The man himself. The raised right hand is the Abhaya Mudra – Imparting Fearlessness (Reassurance) and is one you see often with Buddha images.

A photo showing the Buddha being built.

A photo showing the Buddha being built.

Gaun makes a respectful stop for the Buddha.

Gaun makes a respectful stop for the Buddha.

Plenty of these statues on the terrace. It is hard to get a photo without Gaun.

Plenty of these statues on the terrace. It is hard to get a photo without Gaun, here busy taking a selfie in true Thai fashion.

The view from on side of the terrace. You didn't expect Hong Kong to look like this. I certainly didn;t.

The view from one side of the terrace. You didn’t expect Hong Kong to look like this. I certainly didn’t.

The view from the other side of the terrace.

The view from the other side of the terrace. Not a highrise in sight.

Back at the base of the Buddha we came across a lost cow. Off for a Starbucks maybe.

Back at the base of the Buddha we came across a lost cow. Off for a Starbucks maybe.

Cabling over we headed back into the city for a very late lunch at a place Gina recommended. This was a small Chinese local eating place situated in a street market overlooked by towering buildings. Good price and simple but tasty Chinese food. Gaun was able to have rice, which she enjoyed. Small differences make a trip interesting. Here they serve free hot water. In Thailand most places will offer you water with ice either free or at extra cost. Funnily it is the small eating places where you pay $1.30 for a main course which most often have a jug of water on the table and an ice bucket in the corner at no extra cost.

Local markets well in action.

Busy local markets in action.

People shopping for the evening meal.

People shopping for the evening meal.

Not tempted at Hong Kong prices.

Not tempted at Hong Kong prices.

Not sure Dragon Ball is quite the right name for a Thai massage however it maybe a better choice than this place in the girlie street of Chiang Rai:

That can't be a random choice of name surely!

That can’t be a random choice of name surely!

Tourist activity over for the day we headed home for a well earned shower and cold drink or two.

This photo opportunity had to be taken on the bus.

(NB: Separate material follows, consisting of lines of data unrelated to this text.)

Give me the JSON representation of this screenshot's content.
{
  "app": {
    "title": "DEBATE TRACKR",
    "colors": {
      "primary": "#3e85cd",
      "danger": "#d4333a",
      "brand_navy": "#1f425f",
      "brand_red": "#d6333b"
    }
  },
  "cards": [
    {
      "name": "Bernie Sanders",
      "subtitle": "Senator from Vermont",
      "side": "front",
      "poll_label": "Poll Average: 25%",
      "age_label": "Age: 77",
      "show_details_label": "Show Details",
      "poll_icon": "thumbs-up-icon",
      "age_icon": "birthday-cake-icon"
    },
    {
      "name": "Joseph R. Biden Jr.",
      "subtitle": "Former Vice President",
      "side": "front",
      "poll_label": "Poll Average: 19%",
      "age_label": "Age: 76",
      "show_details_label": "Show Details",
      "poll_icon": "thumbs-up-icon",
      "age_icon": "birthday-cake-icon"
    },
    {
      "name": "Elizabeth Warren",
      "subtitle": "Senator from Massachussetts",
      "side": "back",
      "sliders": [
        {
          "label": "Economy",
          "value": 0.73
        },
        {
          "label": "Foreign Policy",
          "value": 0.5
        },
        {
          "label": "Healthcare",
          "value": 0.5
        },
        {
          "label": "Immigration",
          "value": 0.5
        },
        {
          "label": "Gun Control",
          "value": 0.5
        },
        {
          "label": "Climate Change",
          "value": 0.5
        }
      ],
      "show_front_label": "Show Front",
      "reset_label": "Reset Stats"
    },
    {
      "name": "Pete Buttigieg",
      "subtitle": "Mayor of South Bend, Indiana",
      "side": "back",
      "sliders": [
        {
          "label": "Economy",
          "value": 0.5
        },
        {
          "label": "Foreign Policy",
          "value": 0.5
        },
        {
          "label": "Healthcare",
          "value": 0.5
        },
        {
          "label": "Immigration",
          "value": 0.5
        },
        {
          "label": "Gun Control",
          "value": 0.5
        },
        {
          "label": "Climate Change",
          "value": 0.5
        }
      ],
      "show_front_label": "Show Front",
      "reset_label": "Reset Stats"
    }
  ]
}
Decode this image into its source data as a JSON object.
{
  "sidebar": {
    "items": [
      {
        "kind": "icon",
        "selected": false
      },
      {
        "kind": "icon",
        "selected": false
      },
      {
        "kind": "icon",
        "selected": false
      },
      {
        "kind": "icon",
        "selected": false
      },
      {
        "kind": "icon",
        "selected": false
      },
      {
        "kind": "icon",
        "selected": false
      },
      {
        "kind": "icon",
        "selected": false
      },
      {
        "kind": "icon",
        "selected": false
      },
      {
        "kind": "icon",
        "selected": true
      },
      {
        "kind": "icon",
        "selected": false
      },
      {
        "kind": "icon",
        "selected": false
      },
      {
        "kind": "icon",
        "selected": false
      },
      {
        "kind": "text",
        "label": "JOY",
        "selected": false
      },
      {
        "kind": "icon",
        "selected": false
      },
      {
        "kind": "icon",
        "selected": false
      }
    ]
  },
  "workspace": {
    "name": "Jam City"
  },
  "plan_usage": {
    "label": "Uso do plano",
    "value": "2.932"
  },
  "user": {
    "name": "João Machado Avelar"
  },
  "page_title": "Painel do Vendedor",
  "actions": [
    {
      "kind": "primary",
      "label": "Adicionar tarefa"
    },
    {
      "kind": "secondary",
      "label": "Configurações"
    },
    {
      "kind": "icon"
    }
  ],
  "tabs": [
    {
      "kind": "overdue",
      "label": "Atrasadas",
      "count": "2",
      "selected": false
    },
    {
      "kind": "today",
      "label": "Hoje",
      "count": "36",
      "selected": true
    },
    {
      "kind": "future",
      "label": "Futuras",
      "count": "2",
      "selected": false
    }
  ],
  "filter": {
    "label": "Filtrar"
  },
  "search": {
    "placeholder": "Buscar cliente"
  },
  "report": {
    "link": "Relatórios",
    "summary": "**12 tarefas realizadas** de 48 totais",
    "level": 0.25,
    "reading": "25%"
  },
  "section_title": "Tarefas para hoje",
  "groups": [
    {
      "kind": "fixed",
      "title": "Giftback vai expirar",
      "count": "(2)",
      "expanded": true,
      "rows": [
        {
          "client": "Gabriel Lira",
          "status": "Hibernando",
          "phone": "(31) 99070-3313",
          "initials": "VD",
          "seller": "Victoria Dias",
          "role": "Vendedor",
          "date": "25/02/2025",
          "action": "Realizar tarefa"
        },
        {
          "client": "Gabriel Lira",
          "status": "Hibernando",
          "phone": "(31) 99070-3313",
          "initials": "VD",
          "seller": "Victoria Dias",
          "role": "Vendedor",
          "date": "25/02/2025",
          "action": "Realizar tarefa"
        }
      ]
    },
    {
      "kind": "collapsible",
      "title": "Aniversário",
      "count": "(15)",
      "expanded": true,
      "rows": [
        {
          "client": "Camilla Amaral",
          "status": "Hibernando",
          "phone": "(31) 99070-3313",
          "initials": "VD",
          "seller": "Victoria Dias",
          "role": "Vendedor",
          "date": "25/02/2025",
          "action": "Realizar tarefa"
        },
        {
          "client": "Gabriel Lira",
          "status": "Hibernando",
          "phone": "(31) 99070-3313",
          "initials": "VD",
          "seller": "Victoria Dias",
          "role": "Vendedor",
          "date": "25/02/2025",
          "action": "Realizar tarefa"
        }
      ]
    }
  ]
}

This photo opportunity had to be taken on the bus.

The marina at night.

The marina at night.

Day 2 over with Disneyland planned for the next day. Bring it on.

Thanks for reading.